As I passed Colorful Corner, picturesque Coral Bay finally came into view, blue and green and full of boats. Several runners stopped, some in the middle of the road, to take pictures. I had to dodge around them. Apparently they didn’t see the perfectly good scenic perch on the side of the road.
Finally, the last two miles into Coral Bay, all downhill. I began running again concentrating on large strides and landing gently, trying not to jar my ankles, knees, hips, spine, brain, etc. My legs felt like lead, but here gravity was my friend so I had push on. The sun poked out from behind a cloud.
While concentrating as hard as I was, amazingly I still found things to annoy me, like the bead of sweat that refused to fall off the tip of my nose. I kept wiping it with my hand only to have it immediately reappear. Then I ran up to a guy who was walking and just as I got even with him, he began to run. Really? He shuffled his feet too, even more annoying. He shuffled a short distance ahead and began to walk again. I caught up to him and he took off running again. When he stopped to walk, I caught up to him a third time and he began to run again. Com’on dude, seriously! I pressed on and passed his shuffling ass. The shuffling stopped when the guy finally gave up and walked.
I rounded another curve and several signs on the road greeted me, bright yellow signs and they read in succession – “One Mile”…”To Go”…”Lime Inn.” At the end of the third sign was a water station sponsored by the Lime Inn restaurant and manned by volunteers wearing yellow t-shirts. I grabbed one last water cup, swallowed half and dumped the rest over my head. One tuff mile to go.
The road flattened out so I didn’t have gravity’s help anymore. The tuff miles were taking their toll as I saw more walkers than runners ahead of me. Unfortunately, this was also the section of the course that was open to motor vehicles and several cars slowly made their way to Coral Bay alongside me, which created lovely exhaust fumes to breathe.
As I approached town large groups of people stood along the road. The school soccer field appeared ahead. That marked the finish, but the race organizers didn’t make it easy.
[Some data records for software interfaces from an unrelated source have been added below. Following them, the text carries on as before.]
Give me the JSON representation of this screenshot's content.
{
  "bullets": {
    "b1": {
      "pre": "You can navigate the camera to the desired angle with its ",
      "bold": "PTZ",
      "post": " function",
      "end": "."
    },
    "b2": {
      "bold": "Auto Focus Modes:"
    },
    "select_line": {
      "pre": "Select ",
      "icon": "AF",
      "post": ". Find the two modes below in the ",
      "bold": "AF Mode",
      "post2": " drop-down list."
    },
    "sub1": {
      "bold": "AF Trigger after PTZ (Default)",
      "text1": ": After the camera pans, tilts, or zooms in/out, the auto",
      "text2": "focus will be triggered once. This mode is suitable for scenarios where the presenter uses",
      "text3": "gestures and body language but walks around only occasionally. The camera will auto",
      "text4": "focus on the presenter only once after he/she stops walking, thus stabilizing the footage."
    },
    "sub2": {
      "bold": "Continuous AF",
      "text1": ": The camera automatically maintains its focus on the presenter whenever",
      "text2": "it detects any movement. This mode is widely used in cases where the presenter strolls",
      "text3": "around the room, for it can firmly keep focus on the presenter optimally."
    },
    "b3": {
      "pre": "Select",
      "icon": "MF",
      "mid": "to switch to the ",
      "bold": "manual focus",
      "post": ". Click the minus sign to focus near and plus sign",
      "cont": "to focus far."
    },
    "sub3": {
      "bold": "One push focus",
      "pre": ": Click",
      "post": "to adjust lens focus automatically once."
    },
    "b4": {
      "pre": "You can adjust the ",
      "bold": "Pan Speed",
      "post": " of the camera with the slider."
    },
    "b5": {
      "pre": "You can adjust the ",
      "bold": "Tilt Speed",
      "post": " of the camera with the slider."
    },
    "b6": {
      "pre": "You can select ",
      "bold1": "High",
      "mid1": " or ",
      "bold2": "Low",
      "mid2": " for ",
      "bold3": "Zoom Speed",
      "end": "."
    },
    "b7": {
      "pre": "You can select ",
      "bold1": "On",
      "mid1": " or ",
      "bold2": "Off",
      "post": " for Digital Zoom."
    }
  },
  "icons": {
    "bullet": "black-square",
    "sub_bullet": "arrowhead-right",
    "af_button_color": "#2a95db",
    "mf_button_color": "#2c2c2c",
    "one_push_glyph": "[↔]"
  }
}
I had to run past the finish line on the outside of the field to the school building. A volunteer in an orange vest pointed me into the school yard entrance where I ran onto the field itself. Lined with colorful flags and a huge crowd of people cheering the way, I sprinted to the finish. A familiar voice startled me.
 “Com’on honey!” It was my husband. I pushed even harder. The timer above the canopy displayed 1 hour, 53 minutes with the seconds ticking away. As I crossed the line a woman, a race volunteer, told me good job as she pushed me off to the side to make room for the runner behind me. Another person put a medal around my neck. Suddenly my husband appeared giving me a hug.
 “You made it!”
I was in a bit of a daze so he led me to a water station and then to the t-shirt tent so I could claim my finisher’s prize. I could already feel my quads tightening so I asked to walk around. He suggested we walk to Skinny Legs and get a table. As we walked he asked about the race. I told him it was brutal and I stopped running after the first mile. He was shocked to learn I didn’t run the whole thing.
“And you still made it in under two hours?”
He was impressed and I realized I should be too. I conquered the 8 Tuff Miles. My reward:  A cheeseburger and Presidente at Skinny Legs with a table full of other runners. After a second round of Presidentes, we had all made plans to run it again someday. St. John wasn’t so tuff after all.
8 Tuff Miles (Registration is already closed for this year)